What you have to do -> Could you copy each line of the entries that contains "calendar"?
Data in this exercise below:
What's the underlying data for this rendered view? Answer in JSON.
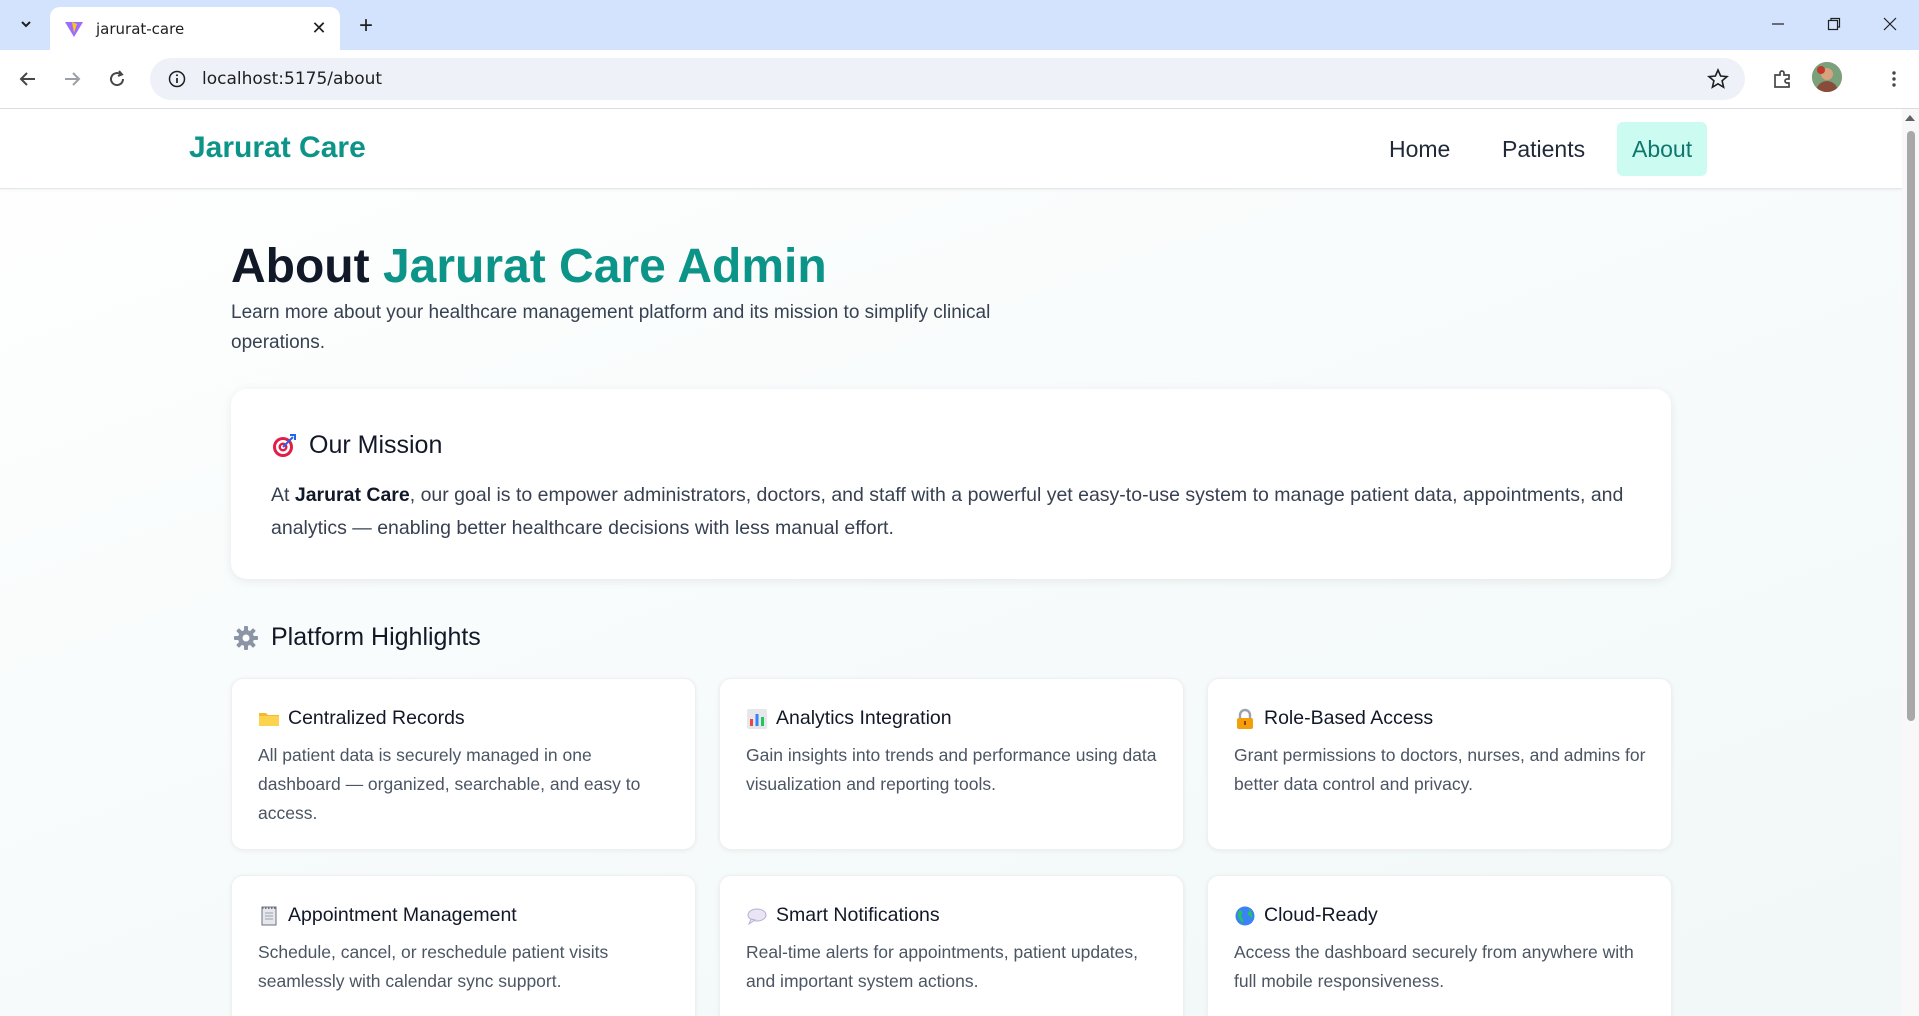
{
  "browser": {
    "tab_title": "jarurat-care",
    "url": "localhost:5175/about"
  },
  "navbar": {
    "brand": "Jarurat Care",
    "links": [
      {
        "label": "Home",
        "active": false
      },
      {
        "label": "Patients",
        "active": false
      },
      {
        "label": "About",
        "active": true
      }
    ],
    "accent_color": "#0d9488"
  },
  "hero": {
    "title_prefix": "About",
    "title_accent": "Jarurat Care Admin",
    "subtitle": "Learn more about your healthcare management platform and its mission to simplify clinical operations."
  },
  "mission": {
    "icon": "target-icon",
    "title": "Our Mission",
    "text_before": "At ",
    "text_bold": "Jarurat Care",
    "text_after": ", our goal is to empower administrators, doctors, and staff with a powerful yet easy-to-use system to manage patient data, appointments, and analytics — enabling better healthcare decisions with less manual effort."
  },
  "highlights": {
    "icon": "gear-icon",
    "title": "Platform Highlights",
    "cards": [
      {
        "icon": "folder-icon",
        "title": "Centralized Records",
        "desc": "All patient data is securely managed in one dashboard — organized, searchable, and easy to access."
      },
      {
        "icon": "bar-chart-icon",
        "title": "Analytics Integration",
        "desc": "Gain insights into trends and performance using data visualization and reporting tools."
      },
      {
        "icon": "lock-icon",
        "title": "Role-Based Access",
        "desc": "Grant permissions to doctors, nurses, and admins for better data control and privacy."
      },
      {
        "icon": "calendar-icon",
        "title": "Appointment Management",
        "desc": "Schedule, cancel, or reschedule patient visits seamlessly with calendar sync support."
      },
      {
        "icon": "speech-bubble-icon",
        "title": "Smart Notifications",
        "desc": "Real-time alerts for appointments, patient updates, and important system actions."
      },
      {
        "icon": "globe-icon",
        "title": "Cloud-Ready",
        "desc": "Access the dashboard securely from anywhere with full mobile responsiveness."
      }
    ]
  }
}
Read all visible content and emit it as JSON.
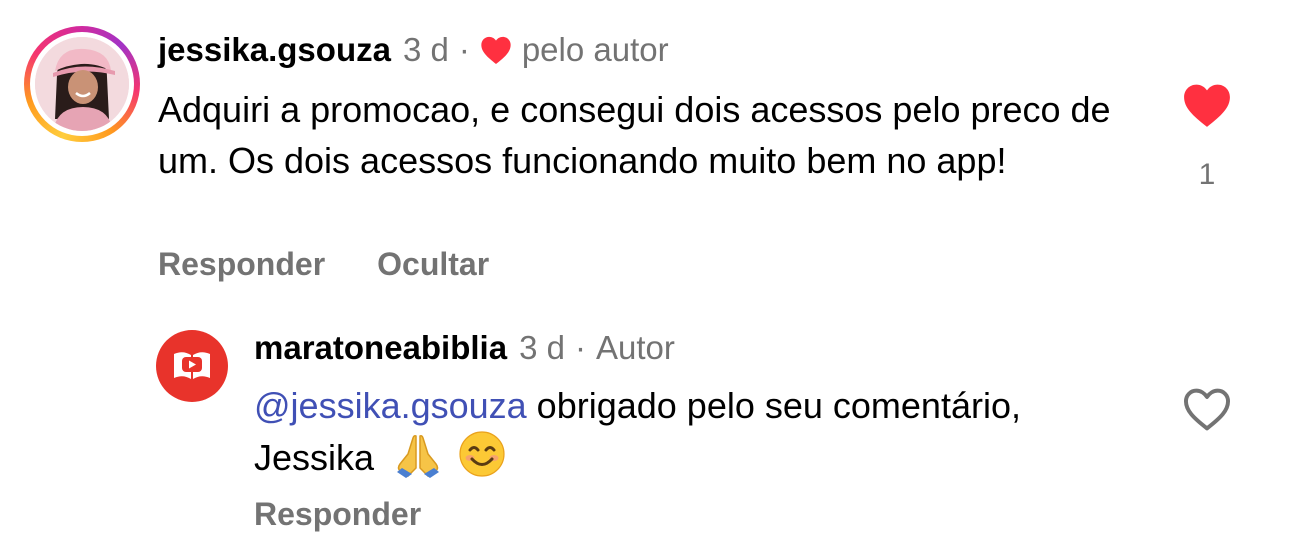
{
  "comment": {
    "username": "jessika.gsouza",
    "time": "3 d",
    "separator": "·",
    "author_like_label": "pelo autor",
    "text": "Adquiri a promocao, e consegui dois acessos pelo preco de um. Os dois acessos funcionando muito bem no app!",
    "like_count": "1",
    "liked": true,
    "actions": {
      "reply": "Responder",
      "hide": "Ocultar"
    },
    "avatar_icon": "profile-photo"
  },
  "reply": {
    "username": "maratoneabiblia",
    "time": "3 d",
    "separator": "·",
    "badge": "Autor",
    "mention": "@jessika.gsouza",
    "text": " obrigado pelo seu comentário, Jessika",
    "emojis": [
      "praying-hands-emoji",
      "smiling-face-emoji"
    ],
    "liked": false,
    "actions": {
      "reply": "Responder"
    },
    "avatar_icon": "book-play-logo"
  },
  "colors": {
    "heart_red": "#ff3040",
    "secondary_text": "#737373",
    "mention_blue": "#4050b5",
    "reply_avatar_red": "#e8332b"
  }
}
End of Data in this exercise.
Response ->
        "icon": "calendar-icon",
        "desc": "Schedule, cancel, or reschedule patient visits seamlessly with calendar sync support."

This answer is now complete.